TASK
Respond with nothing but the number of lines in this data that include the word "value".

------ GIVEN RECORDS ------

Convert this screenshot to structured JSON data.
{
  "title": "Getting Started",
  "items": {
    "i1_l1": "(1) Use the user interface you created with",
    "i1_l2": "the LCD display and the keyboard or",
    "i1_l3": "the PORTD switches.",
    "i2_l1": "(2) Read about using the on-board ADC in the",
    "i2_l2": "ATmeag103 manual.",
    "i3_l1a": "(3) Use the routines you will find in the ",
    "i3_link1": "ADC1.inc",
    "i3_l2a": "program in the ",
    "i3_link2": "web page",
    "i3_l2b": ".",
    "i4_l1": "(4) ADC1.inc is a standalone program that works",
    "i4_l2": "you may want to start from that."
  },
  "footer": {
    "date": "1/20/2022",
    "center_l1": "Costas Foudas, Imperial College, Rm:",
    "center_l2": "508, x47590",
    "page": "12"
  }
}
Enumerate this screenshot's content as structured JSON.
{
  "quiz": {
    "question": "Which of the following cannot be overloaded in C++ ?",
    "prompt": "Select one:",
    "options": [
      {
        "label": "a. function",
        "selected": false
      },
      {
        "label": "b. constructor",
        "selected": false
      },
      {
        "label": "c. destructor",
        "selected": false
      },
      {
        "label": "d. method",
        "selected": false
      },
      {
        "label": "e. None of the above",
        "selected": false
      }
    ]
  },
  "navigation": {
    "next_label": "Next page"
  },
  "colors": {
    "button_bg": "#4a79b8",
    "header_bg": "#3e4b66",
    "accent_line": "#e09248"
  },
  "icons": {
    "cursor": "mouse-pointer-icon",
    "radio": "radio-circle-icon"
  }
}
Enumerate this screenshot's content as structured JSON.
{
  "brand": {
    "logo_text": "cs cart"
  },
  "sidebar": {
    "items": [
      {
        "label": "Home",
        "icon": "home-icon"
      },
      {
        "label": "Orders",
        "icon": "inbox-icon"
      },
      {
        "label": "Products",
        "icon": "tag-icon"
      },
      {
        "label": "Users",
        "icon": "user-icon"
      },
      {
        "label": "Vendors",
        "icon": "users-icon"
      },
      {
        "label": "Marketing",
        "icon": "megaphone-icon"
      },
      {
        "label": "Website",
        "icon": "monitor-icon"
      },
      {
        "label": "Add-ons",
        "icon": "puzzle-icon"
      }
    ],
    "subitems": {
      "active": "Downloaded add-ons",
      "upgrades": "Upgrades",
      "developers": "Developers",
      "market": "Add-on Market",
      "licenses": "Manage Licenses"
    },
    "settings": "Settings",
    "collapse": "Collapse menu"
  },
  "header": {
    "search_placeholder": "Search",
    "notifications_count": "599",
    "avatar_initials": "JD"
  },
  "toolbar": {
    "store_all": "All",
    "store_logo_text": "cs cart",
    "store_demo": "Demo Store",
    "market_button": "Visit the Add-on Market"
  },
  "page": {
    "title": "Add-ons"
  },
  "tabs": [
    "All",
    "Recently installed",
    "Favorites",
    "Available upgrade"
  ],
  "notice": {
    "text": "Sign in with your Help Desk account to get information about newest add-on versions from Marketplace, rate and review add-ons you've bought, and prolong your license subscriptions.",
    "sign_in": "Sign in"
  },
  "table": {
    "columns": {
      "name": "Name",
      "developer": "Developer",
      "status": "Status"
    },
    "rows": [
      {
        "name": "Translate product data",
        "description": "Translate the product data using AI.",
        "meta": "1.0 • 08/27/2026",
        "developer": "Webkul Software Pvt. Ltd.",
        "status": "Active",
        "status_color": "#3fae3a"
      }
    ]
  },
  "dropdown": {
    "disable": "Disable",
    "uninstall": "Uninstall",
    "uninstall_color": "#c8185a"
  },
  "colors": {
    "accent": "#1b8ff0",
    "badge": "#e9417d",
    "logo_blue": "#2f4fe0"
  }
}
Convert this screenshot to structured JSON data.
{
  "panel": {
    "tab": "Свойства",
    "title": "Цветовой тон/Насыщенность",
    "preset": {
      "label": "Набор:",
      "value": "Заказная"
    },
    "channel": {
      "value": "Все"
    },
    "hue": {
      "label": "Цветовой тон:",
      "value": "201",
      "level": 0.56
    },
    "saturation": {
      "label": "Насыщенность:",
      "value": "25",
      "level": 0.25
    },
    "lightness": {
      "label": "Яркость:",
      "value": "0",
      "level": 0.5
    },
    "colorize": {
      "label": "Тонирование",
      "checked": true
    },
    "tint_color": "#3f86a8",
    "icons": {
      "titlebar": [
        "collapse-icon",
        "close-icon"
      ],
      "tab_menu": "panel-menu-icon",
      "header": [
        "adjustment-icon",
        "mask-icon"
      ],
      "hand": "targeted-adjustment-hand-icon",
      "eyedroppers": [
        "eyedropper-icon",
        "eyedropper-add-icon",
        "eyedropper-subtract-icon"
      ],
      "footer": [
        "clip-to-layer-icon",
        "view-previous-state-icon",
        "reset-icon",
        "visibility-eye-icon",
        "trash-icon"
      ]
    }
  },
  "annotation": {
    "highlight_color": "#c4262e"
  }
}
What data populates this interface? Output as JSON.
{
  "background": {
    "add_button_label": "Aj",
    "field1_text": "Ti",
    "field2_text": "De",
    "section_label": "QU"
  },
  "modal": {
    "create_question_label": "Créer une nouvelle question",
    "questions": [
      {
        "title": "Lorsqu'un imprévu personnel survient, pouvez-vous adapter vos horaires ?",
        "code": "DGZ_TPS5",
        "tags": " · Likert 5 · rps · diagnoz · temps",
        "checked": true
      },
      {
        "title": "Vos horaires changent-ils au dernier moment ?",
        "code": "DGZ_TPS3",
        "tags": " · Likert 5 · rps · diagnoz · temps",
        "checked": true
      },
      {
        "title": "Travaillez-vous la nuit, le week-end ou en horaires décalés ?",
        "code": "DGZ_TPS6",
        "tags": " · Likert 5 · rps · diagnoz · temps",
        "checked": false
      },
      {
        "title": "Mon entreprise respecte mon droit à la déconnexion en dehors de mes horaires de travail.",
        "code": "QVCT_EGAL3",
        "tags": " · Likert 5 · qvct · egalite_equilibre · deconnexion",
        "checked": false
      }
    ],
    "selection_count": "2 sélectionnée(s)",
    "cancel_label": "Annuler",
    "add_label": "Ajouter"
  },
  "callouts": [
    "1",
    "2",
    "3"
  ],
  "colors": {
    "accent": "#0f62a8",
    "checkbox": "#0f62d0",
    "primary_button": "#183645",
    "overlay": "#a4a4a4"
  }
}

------

TASK ANSWER
5